The problem – The data must be copied over exactly and in full.
───── The data ─────
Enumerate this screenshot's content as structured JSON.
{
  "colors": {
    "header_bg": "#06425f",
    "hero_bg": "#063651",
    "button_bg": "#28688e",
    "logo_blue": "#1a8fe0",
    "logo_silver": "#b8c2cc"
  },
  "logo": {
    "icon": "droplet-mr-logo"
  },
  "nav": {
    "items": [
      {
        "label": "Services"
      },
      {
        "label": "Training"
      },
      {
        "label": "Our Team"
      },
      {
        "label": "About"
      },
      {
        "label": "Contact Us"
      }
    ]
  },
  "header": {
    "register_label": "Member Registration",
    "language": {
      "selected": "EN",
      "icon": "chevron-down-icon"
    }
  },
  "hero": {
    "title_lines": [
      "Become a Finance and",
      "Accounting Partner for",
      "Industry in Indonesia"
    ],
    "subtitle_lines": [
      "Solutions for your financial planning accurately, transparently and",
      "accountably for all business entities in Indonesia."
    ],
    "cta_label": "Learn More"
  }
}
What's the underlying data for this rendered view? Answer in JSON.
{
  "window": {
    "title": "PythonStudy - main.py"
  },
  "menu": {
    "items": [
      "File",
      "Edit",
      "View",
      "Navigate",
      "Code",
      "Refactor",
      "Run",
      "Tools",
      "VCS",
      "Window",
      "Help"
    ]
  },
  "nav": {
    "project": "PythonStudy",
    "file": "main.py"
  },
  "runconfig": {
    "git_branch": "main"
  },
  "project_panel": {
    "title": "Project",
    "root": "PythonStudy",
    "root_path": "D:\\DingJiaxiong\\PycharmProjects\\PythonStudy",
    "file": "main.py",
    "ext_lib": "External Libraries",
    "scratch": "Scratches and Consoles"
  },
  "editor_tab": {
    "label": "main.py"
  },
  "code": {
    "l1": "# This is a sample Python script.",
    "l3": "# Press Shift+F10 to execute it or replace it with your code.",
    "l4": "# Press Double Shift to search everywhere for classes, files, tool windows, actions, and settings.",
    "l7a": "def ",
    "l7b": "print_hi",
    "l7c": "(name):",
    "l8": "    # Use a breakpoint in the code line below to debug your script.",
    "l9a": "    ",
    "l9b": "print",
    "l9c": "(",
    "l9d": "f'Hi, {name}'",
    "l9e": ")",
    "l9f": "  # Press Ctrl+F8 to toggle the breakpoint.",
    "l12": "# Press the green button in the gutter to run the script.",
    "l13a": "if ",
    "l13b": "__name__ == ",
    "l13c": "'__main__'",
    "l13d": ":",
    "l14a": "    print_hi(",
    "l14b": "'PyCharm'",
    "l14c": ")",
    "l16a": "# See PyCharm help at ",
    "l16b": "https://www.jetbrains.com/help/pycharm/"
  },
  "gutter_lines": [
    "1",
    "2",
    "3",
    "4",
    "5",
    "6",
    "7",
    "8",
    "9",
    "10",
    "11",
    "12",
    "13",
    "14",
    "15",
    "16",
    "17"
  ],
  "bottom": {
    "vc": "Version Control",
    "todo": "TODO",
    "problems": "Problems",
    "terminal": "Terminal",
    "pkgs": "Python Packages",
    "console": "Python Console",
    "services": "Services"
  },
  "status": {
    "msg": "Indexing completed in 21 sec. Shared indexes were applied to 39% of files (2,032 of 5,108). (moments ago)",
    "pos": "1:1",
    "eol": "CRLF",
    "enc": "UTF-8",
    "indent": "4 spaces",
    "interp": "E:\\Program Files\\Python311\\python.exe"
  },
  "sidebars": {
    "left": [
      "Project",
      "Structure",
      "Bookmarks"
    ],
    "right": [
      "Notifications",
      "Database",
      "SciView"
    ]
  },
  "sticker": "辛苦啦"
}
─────
Solution for this task –
Enumerate this screenshot's content as structured JSON.
{
  "colors": {
    "header_bg": "#06425f",
    "hero_bg": "#063651",
    "button_bg": "#28688e",
    "logo_blue": "#1a8fe0",
    "logo_silver": "#b8c2cc"
  },
  "logo": {
    "icon": "droplet-mr-logo"
  },
  "nav": {
    "items": [
      {
        "label": "Services"
      },
      {
        "label": "Training"
      },
      {
        "label": "Our Team"
      },
      {
        "label": "About"
      },
      {
        "label": "Contact Us"
      }
    ]
  },
  "header": {
    "register_label": "Member Registration",
    "language": {
      "selected": "EN",
      "icon": "chevron-down-icon"
    }
  },
  "hero": {
    "title_lines": [
      "Become a Finance and",
      "Accounting Partner for",
      "Industry in Indonesia"
    ],
    "subtitle_lines": [
      "Solutions for your financial planning accurately, transparently and",
      "accountably for all business entities in Indonesia."
    ],
    "cta_label": "Learn More"
  }
}
What's the underlying data for this rendered view? Answer in JSON.
{
  "window": {
    "title": "PythonStudy - main.py"
  },
  "menu": {
    "items": [
      "File",
      "Edit",
      "View",
      "Navigate",
      "Code",
      "Refactor",
      "Run",
      "Tools",
      "VCS",
      "Window",
      "Help"
    ]
  },
  "nav": {
    "project": "PythonStudy",
    "file": "main.py"
  },
  "runconfig": {
    "git_branch": "main"
  },
  "project_panel": {
    "title": "Project",
    "root": "PythonStudy",
    "root_path": "D:\\DingJiaxiong\\PycharmProjects\\PythonStudy",
    "file": "main.py",
    "ext_lib": "External Libraries",
    "scratch": "Scratches and Consoles"
  },
  "editor_tab": {
    "label": "main.py"
  },
  "code": {
    "l1": "# This is a sample Python script.",
    "l3": "# Press Shift+F10 to execute it or replace it with your code.",
    "l4": "# Press Double Shift to search everywhere for classes, files, tool windows, actions, and settings.",
    "l7a": "def ",
    "l7b": "print_hi",
    "l7c": "(name):",
    "l8": "    # Use a breakpoint in the code line below to debug your script.",
    "l9a": "    ",
    "l9b": "print",
    "l9c": "(",
    "l9d": "f'Hi, {name}'",
    "l9e": ")",
    "l9f": "  # Press Ctrl+F8 to toggle the breakpoint.",
    "l12": "# Press the green button in the gutter to run the script.",
    "l13a": "if ",
    "l13b": "__name__ == ",
    "l13c": "'__main__'",
    "l13d": ":",
    "l14a": "    print_hi(",
    "l14b": "'PyCharm'",
    "l14c": ")",
    "l16a": "# See PyCharm help at ",
    "l16b": "https://www.jetbrains.com/help/pycharm/"
  },
  "gutter_lines": [
    "1",
    "2",
    "3",
    "4",
    "5",
    "6",
    "7",
    "8",
    "9",
    "10",
    "11",
    "12",
    "13",
    "14",
    "15",
    "16",
    "17"
  ],
  "bottom": {
    "vc": "Version Control",
    "todo": "TODO",
    "problems": "Problems",
    "terminal": "Terminal",
    "pkgs": "Python Packages",
    "console": "Python Console",
    "services": "Services"
  },
  "status": {
    "msg": "Indexing completed in 21 sec. Shared indexes were applied to 39% of files (2,032 of 5,108). (moments ago)",
    "pos": "1:1",
    "eol": "CRLF",
    "enc": "UTF-8",
    "indent": "4 spaces",
    "interp": "E:\\Program Files\\Python311\\python.exe"
  },
  "sidebars": {
    "left": [
      "Project",
      "Structure",
      "Bookmarks"
    ],
    "right": [
      "Notifications",
      "Database",
      "SciView"
    ]
  },
  "sticker": "辛苦啦"
}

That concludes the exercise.